Now more than ever, my clients and colleagues need to understand that a brand can only live in the present. There is a likelihood that consumer will purchase something today just because they bought the same thing in the past.
In the not-too-distant past, a brand could often live off of its legacy and maintain value through turbulent times with that cachet. Brands such as Coca-Cola, Ford Motor Company, and McDonald's were bulletproof. These brands, and their associated products, gave their users consistent pricing, quality, and messaging that (at the time) created an impenetrable force in the marketplace.
Cut to today's consumer: The following list of observations came from the past six months of research with Millennial's, tweens, and teens, of various races, ethnicities, and income brackets)
- Today's consumer understands disposable product cycles for things such as technology, entertainment, and in many cases lifestyle (furniture, clothing etc.).
- The acceptance of revision-based products indicates that longevity as an indicator of quality is no longer a factor. For example: "What version iPhone is that?"
- Today's consumer is knowingly going to buy the same product in what is perceived to be a better model at a random point in the next three months to two years.
- The consumer is a moving target of sociological and economic ideals. Consequently, there are countless sub-niche groups that drive lifestyle trends such as "geek chic" and "hipsters" – all with differentiating interests and buying propensities. The only commonality that truly binds them is loyalty to cool current brands.
Brands are subject to a blinding array of the new factors that can not only effectively change their business model, but destroy their credibility in the blink of an eye. I refer to this phenomenon in past articles with the term "brand fragility."
Moreover, brands are responsible for understanding the footprint of related touch points that surround them.
For example, imagine I am a B2C retailer of hip-hop clothing, accessories, and associated entertainment products that showcase specific groups and cultural movements. Two decades ago, my biggest concerns were keeping up with who has the latest album, or slight regional style deviations that might put my product in the "old school" column. Now my products are under attack from variables such as whether the lead singer had sex with a tranny, to an associated brand of automobile depicted in my product sets that is now considered passé. At the core of this is the need to understand your product, your competitors,and associated products, but also and overall monitoring of your entire vertical at any given time.
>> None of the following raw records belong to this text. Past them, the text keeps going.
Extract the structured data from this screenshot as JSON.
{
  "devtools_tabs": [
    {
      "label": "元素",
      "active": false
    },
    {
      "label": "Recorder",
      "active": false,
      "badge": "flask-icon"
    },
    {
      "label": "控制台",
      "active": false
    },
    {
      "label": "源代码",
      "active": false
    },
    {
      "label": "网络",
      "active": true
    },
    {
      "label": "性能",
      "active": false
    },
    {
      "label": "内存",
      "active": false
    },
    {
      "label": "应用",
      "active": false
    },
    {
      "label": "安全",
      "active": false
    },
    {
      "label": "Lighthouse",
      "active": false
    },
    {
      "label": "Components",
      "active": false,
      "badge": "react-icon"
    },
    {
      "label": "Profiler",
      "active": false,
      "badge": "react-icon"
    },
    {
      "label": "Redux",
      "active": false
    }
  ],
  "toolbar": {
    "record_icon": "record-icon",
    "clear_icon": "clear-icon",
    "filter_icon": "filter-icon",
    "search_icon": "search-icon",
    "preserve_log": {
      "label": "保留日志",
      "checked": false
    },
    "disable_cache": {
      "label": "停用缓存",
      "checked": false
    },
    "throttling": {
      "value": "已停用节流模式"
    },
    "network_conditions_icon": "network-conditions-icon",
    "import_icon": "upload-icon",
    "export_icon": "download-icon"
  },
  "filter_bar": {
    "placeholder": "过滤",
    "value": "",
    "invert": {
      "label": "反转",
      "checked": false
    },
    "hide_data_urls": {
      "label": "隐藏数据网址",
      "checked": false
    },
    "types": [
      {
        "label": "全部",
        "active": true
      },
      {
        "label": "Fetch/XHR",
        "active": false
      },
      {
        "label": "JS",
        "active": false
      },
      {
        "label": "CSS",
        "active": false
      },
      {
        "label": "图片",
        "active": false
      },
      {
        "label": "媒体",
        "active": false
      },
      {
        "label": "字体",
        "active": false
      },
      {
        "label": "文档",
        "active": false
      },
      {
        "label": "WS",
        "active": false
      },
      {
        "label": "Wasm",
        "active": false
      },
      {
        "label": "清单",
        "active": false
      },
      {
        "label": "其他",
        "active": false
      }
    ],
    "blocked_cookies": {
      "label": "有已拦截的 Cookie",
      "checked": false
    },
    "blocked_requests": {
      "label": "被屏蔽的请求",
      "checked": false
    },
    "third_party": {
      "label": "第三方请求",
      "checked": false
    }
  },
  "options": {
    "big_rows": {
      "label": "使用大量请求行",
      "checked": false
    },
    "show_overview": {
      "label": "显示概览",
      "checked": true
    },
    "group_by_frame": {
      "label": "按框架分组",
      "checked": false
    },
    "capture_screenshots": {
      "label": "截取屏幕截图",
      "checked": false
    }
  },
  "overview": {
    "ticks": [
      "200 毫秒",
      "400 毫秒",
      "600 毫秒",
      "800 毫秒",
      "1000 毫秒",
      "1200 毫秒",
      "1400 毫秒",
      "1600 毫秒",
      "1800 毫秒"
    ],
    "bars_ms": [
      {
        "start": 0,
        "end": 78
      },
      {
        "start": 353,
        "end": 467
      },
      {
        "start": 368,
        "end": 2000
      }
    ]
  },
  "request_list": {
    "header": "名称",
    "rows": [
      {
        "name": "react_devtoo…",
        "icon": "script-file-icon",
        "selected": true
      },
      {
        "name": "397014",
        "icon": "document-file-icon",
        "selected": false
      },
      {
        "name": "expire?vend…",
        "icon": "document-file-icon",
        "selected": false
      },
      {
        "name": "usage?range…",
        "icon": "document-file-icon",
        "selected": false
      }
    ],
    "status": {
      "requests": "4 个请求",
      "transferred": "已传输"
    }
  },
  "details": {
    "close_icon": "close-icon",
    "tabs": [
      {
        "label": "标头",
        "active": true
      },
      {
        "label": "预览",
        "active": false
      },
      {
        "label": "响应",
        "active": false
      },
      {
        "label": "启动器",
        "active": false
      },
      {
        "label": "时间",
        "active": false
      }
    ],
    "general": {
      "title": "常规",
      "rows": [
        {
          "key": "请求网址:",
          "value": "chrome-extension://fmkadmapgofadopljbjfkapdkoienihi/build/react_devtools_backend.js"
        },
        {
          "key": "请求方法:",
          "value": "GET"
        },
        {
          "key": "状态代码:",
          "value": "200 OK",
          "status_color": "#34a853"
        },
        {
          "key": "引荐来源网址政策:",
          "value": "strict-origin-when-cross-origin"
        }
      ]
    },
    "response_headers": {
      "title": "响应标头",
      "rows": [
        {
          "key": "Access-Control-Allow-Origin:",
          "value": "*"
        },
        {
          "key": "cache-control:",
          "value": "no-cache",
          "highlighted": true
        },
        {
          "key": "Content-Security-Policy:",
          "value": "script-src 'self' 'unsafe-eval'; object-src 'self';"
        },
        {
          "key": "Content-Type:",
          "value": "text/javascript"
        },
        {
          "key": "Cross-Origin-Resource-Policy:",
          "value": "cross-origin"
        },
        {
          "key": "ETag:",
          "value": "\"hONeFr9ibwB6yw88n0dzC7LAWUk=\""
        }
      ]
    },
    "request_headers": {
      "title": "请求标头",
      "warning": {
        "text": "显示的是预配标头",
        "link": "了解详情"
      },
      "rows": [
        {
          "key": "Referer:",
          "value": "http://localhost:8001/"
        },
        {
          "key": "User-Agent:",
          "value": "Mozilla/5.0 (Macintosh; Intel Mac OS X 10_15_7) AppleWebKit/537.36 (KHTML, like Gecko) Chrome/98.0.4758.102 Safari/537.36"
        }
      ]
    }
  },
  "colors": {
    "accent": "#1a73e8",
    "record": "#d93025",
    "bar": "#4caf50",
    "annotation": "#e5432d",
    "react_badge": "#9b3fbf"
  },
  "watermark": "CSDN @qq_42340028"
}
So when creating the "cool of the now," you need a currency model on tap at all times that answers:
- What is your risk of guilt by association?
- What is your willingness to create change?
- Court of public opinion is the court of the now. What are you preaching? But more importantly, what are people hearing/reading/feeling?
- Perception far outweighs reality. Do you know what your "perceived reality" is?
- People eat what they see the most of and don't regularly hunt for the truth.
- How long will "the now" of your product maintain cool?
- What's next? More importantly, what perception of "next" are you creating?
The same tactical deployment of social media and consumer engagement can create both a passionate following or undying bloodlust. It all depends on how the digital court of public opinion chooses to interpret your business directives.
If you think this all seems a little abstract, and you are wondering if there is a clear path to success – let me offer this observation: In the 20 years I have been cool/trend hunting, there is only one industry that has to virtually re-create itself on a yearly basis.
The toy industry.
"Kids have a shorter attention span and thus need a greater number of different toys to make it through the day without boredom. Multiply that by 1 million, and factor in the fact that toys aren't just for children anymore. but are often marketed to and sold to adults (young adults today are the first adults ever who grew up surrounded by computers) and the result is an entire industry whose product life cycle is growing shorter by the year."
Think about every year what you remember to be "the hottest toy." This industry shifts more than Ken Block's gearbox. Now I'm not so foolish as to think that the vast majority of desire is created by innovative new products and relentless advertising. The level of sophistication is changing every year to ensure that toy manufacturers not only create "the want" in children, but they also bypass the mother filter to ensure the purchase. So by all accounts you are literally having to fight to demographics for one purchase.